  13. ^ Keast, William R. (Maj), Provision of Enlisted Replacements, Army Ground Forces Study No. 7, Washington, D.C.: Historical Section - Headquarters Army Ground Forces, 314.7(1 Sept 1946)GNHIS September 1, 1945
  14. ^ Hanford, William B., A Dangerous Assignment, Stackpole Books, ISBN 978-0-8117-3485-1, p. viii
  15. ^ Keast, William R. (Maj), Provision of Enlisted Replacements, Army Ground Forces Study No. 7
  16. ^ Ambrose, Stephen, Citizen Soldiers: The U.S. Army from the Normandy Beaches to the Bulge to the Surrender of Germany June 7, 1944 - May 7, 1945, New York: Simon & Schuster (1997), pp. 271-284
  17. ^ Keast, William R. (Maj), Provision of Enlisted Replacements, Army Ground Forces Study No. 7
  18. ^ Keast, William R. (Maj), Provision of Enlisted Replacements, Army Ground Forces Study No. 7
  19. ^ Keast, William R. (Maj), Provision of Enlisted Replacements, Army Ground Forces Study No. 7
  20. ^ Keast, William R. (Maj), Provision of Enlisted Replacements, Army Ground Forces Study No. 7
  21. ^ Ambrose, Stephen, Citizen Soldiers: The U.S. Army from the Normandy Beaches to the Bulge to the Surrender of Germany June 7, 1944 - May 7, 1945, New York: Simon & Schuster (1997), pp. 271-284
  22. ^ Keast, William R. (Maj), Provision of Enlisted Replacements, Army Ground Forces Study No. 7
  23. ^ Ambrose, Stephen, Citizen Soldiers: The U.S. Army from the Normandy Beaches to the Bulge to the Surrender of Germany June 7, 1944 - May 7, 1945, New York: Simon & Schuster (1997), pp. 271-284
  24. ^ Keast, William R. (Maj), Provision of Enlisted Replacements, Army Ground Forces Study No. 7
  25. ^ Keast, William R. (Maj), Provision of Enlisted Replacements, Army Ground Forces Study No. 7
  26. ^ Stephen Zaloga, US Tank and Tank Destroyer Battalions in the ETO 1944–45 Osprey Publishing, 2006.
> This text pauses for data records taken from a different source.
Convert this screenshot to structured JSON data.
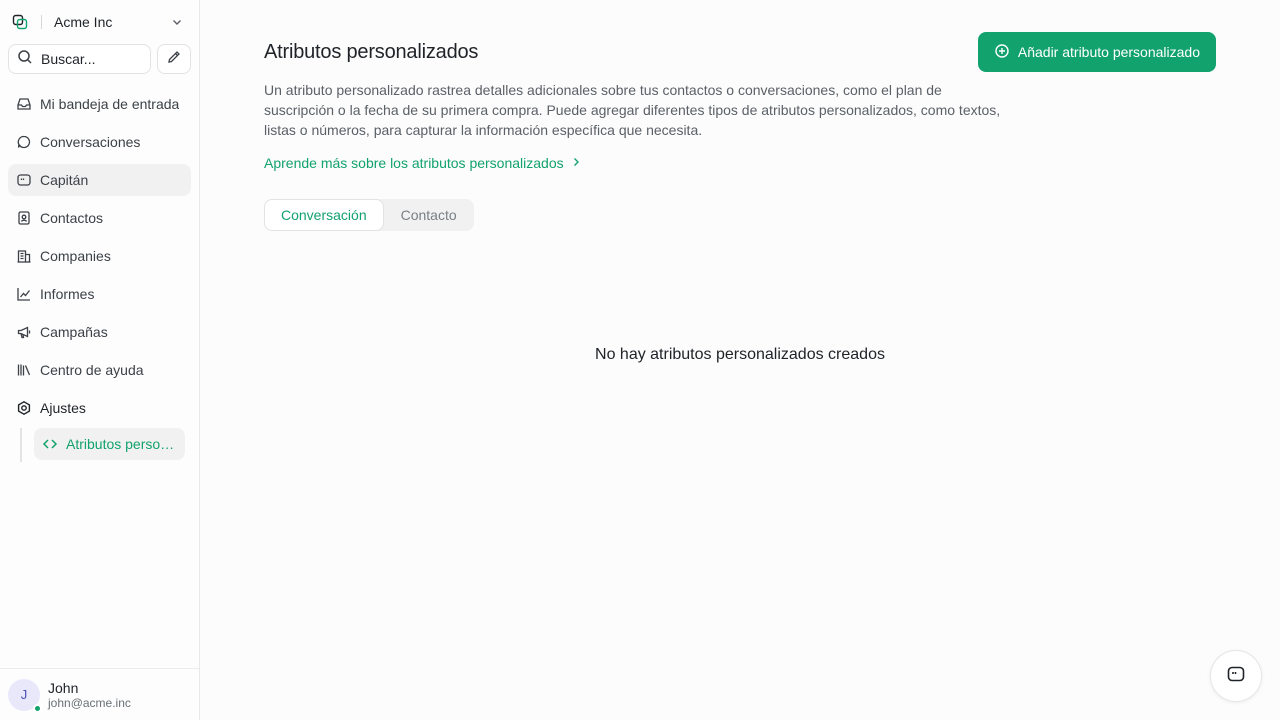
{
  "workspace": {
    "name": "Acme Inc"
  },
  "search": {
    "placeholder": "Buscar..."
  },
  "sidebar": {
    "items": [
      {
        "label": "Mi bandeja de entrada",
        "icon": "inbox-icon"
      },
      {
        "label": "Conversaciones",
        "icon": "chat-bubble-icon"
      },
      {
        "label": "Capitán",
        "icon": "bot-icon"
      },
      {
        "label": "Contactos",
        "icon": "contact-card-icon"
      },
      {
        "label": "Companies",
        "icon": "building-icon"
      },
      {
        "label": "Informes",
        "icon": "line-chart-icon"
      },
      {
        "label": "Campañas",
        "icon": "megaphone-icon"
      },
      {
        "label": "Centro de ayuda",
        "icon": "library-icon"
      },
      {
        "label": "Ajustes",
        "icon": "gear-icon"
      }
    ],
    "subitems": [
      {
        "label": "Atributos personalizados",
        "icon": "code-icon"
      }
    ]
  },
  "profile": {
    "initial": "J",
    "name": "John",
    "email": "john@acme.inc"
  },
  "main": {
    "title": "Atributos personalizados",
    "add_button": "Añadir atributo personalizado",
    "description": "Un atributo personalizado rastrea detalles adicionales sobre tus contactos o conversaciones, como el plan de suscripción o la fecha de su primera compra. Puede agregar diferentes tipos de atributos personalizados, como textos, listas o números, para capturar la información específica que necesita.",
    "learn_link": "Aprende más sobre los atributos personalizados",
    "tabs": [
      {
        "label": "Conversación",
        "active": true
      },
      {
        "label": "Contacto",
        "active": false
      }
    ],
    "empty_state": "No hay atributos personalizados creados"
  },
  "colors": {
    "accent": "#12a26e",
    "sidebar_active_bg": "#f1f1f1"
  }
}
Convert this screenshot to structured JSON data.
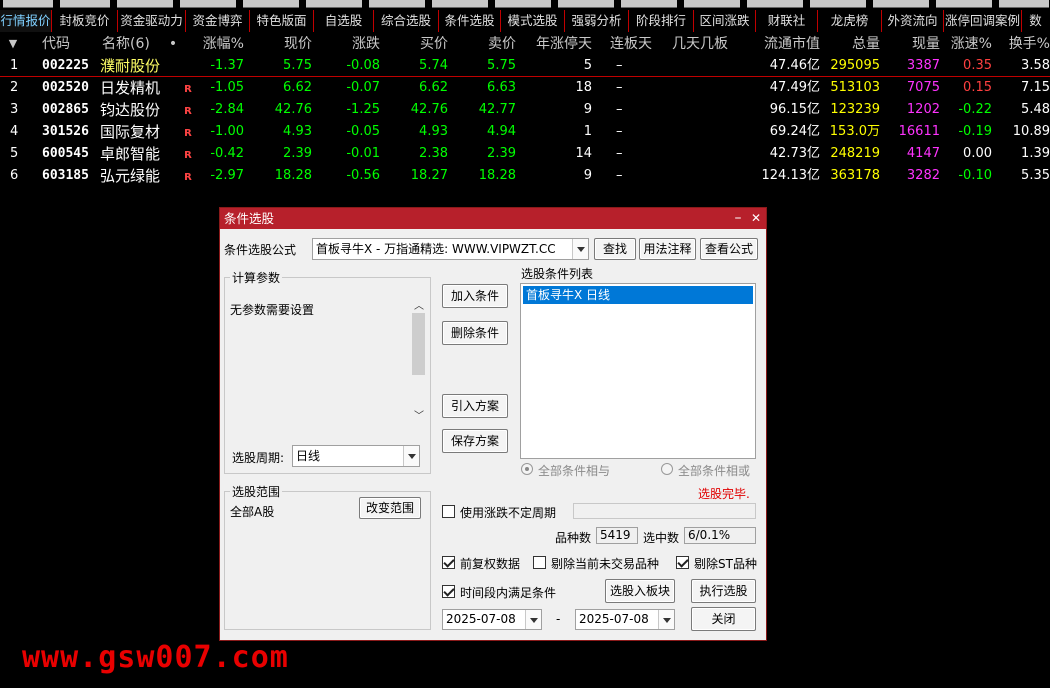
{
  "tabs": [
    "行情报价",
    "封板竞价",
    "资金驱动力",
    "资金博弈",
    "特色版面",
    "自选股",
    "综合选股",
    "条件选股",
    "模式选股",
    "强弱分析",
    "阶段排行",
    "区间涨跌",
    "财联社",
    "龙虎榜",
    "外资流向",
    "涨停回调案例",
    "数"
  ],
  "table": {
    "headers": {
      "sort": "▼",
      "code": "代码",
      "name": "名称(6)",
      "dot": "•",
      "pct": "涨幅%",
      "price": "现价",
      "change": "涨跌",
      "bid": "买价",
      "ask": "卖价",
      "ztdays": "年涨停天",
      "lbdays": "连板天",
      "jtjb": "几天几板",
      "mktcap": "流通市值",
      "volume": "总量",
      "curvol": "现量",
      "speed": "涨速%",
      "turnover": "换手%"
    },
    "rows": [
      {
        "idx": "1",
        "code": "002225",
        "name": "濮耐股份",
        "r": "",
        "pct": "-1.37",
        "price": "5.75",
        "change": "-0.08",
        "bid": "5.74",
        "ask": "5.75",
        "ztdays": "5",
        "lbdays": "–",
        "mktcap": "47.46亿",
        "volume": "295095",
        "curvol": "3387",
        "speed": "0.35",
        "turnover": "3.58"
      },
      {
        "idx": "2",
        "code": "002520",
        "name": "日发精机",
        "r": "R",
        "pct": "-1.05",
        "price": "6.62",
        "change": "-0.07",
        "bid": "6.62",
        "ask": "6.63",
        "ztdays": "18",
        "lbdays": "–",
        "mktcap": "47.49亿",
        "volume": "513103",
        "curvol": "7075",
        "speed": "0.15",
        "turnover": "7.15"
      },
      {
        "idx": "3",
        "code": "002865",
        "name": "钧达股份",
        "r": "R",
        "pct": "-2.84",
        "price": "42.76",
        "change": "-1.25",
        "bid": "42.76",
        "ask": "42.77",
        "ztdays": "9",
        "lbdays": "–",
        "mktcap": "96.15亿",
        "volume": "123239",
        "curvol": "1202",
        "speed": "-0.22",
        "turnover": "5.48"
      },
      {
        "idx": "4",
        "code": "301526",
        "name": "国际复材",
        "r": "R",
        "pct": "-1.00",
        "price": "4.93",
        "change": "-0.05",
        "bid": "4.93",
        "ask": "4.94",
        "ztdays": "1",
        "lbdays": "–",
        "mktcap": "69.24亿",
        "volume": "153.0万",
        "curvol": "16611",
        "speed": "-0.19",
        "turnover": "10.89"
      },
      {
        "idx": "5",
        "code": "600545",
        "name": "卓郎智能",
        "r": "R",
        "pct": "-0.42",
        "price": "2.39",
        "change": "-0.01",
        "bid": "2.38",
        "ask": "2.39",
        "ztdays": "14",
        "lbdays": "–",
        "mktcap": "42.73亿",
        "volume": "248219",
        "curvol": "4147",
        "speed": "0.00",
        "turnover": "1.39"
      },
      {
        "idx": "6",
        "code": "603185",
        "name": "弘元绿能",
        "r": "R",
        "pct": "-2.97",
        "price": "18.28",
        "change": "-0.56",
        "bid": "18.27",
        "ask": "18.28",
        "ztdays": "9",
        "lbdays": "–",
        "mktcap": "124.13亿",
        "volume": "363178",
        "curvol": "3282",
        "speed": "-0.10",
        "turnover": "5.35"
      }
    ]
  },
  "dialog": {
    "title": "条件选股",
    "minimize": "–",
    "close": "✕",
    "formula_label": "条件选股公式",
    "formula_value": "首板寻牛X  -  万指通精选: WWW.VIPWZT.CC",
    "btn_find": "查找",
    "btn_usage": "用法注释",
    "btn_view": "查看公式",
    "params_group": "计算参数",
    "params_text": "无参数需要设置",
    "period_label": "选股周期:",
    "period_value": "日线",
    "btn_add": "加入条件",
    "btn_delete": "删除条件",
    "btn_import": "引入方案",
    "btn_save": "保存方案",
    "list_label": "选股条件列表",
    "list_items": [
      "首板寻牛X  日线"
    ],
    "radio_and": "全部条件相与",
    "radio_or": "全部条件相或",
    "status": "选股完毕.",
    "scope_group": "选股范围",
    "scope_value": "全部A股",
    "btn_scope": "改变范围",
    "chk_uncertain": "使用涨跌不定周期",
    "count_label": "品种数",
    "count_value": "5419",
    "selected_label": "选中数",
    "selected_value": "6/0.1%",
    "chk_fq": "前复权数据",
    "chk_untraded": "剔除当前未交易品种",
    "chk_st": "剔除ST品种",
    "chk_period": "时间段内满足条件",
    "btn_to_block": "选股入板块",
    "btn_run": "执行选股",
    "date_from": "2025-07-08",
    "date_sep": "-",
    "date_to": "2025-07-08",
    "btn_close": "关闭"
  },
  "watermark": "www.gsw007.com",
  "colors": {
    "up_red": "#ff4040",
    "down_green": "#00ff00",
    "title_bar": "#b7202b",
    "tab_border": "#c00000",
    "watermark": "#e80000"
  }
}
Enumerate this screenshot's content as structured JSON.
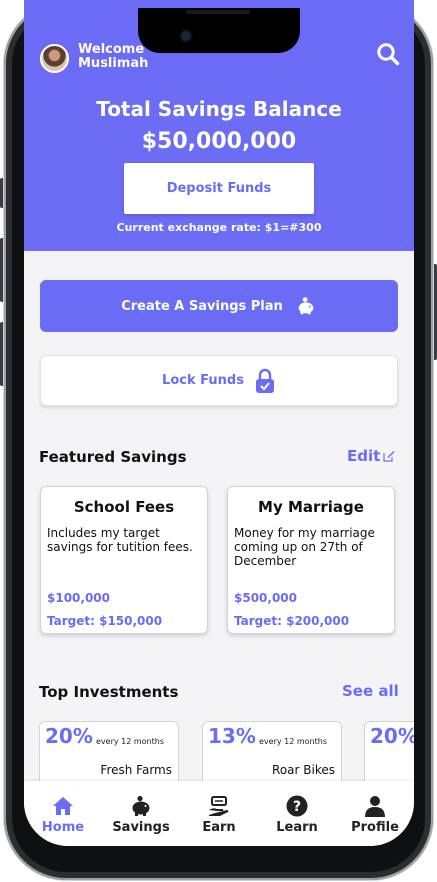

  27. ^ Hanford, William B., A Dangerous Assignment, Stackpole Books, ISBN 978-0-8117-3485-1, pp. 79-81: The defeate of 'C' Company in the 614th Tank Destroyer Battalion at Climbach in 1944 clearly exemplified the suicidal shortcomings of using large, unprotected towed anti-tank guns in a forward role.
  28. ^ *Zaloga, Steven J. Armored Thunderbolt, 2008, Stackpole Books, ISBN 0-8117-0424-6 p. 123–124.
  29. ^ Ossad, Steven L., Command Failures: Lessons Learned from Lloyd R. Fredendall, Army Magazine, March 2003

External links[edit]

Military offices
Preceded by
Charles Michael Bundel
Commandant of the Command and General Staff College
April 1939 - October 1940
Succeeded by
Edmund L. Gruber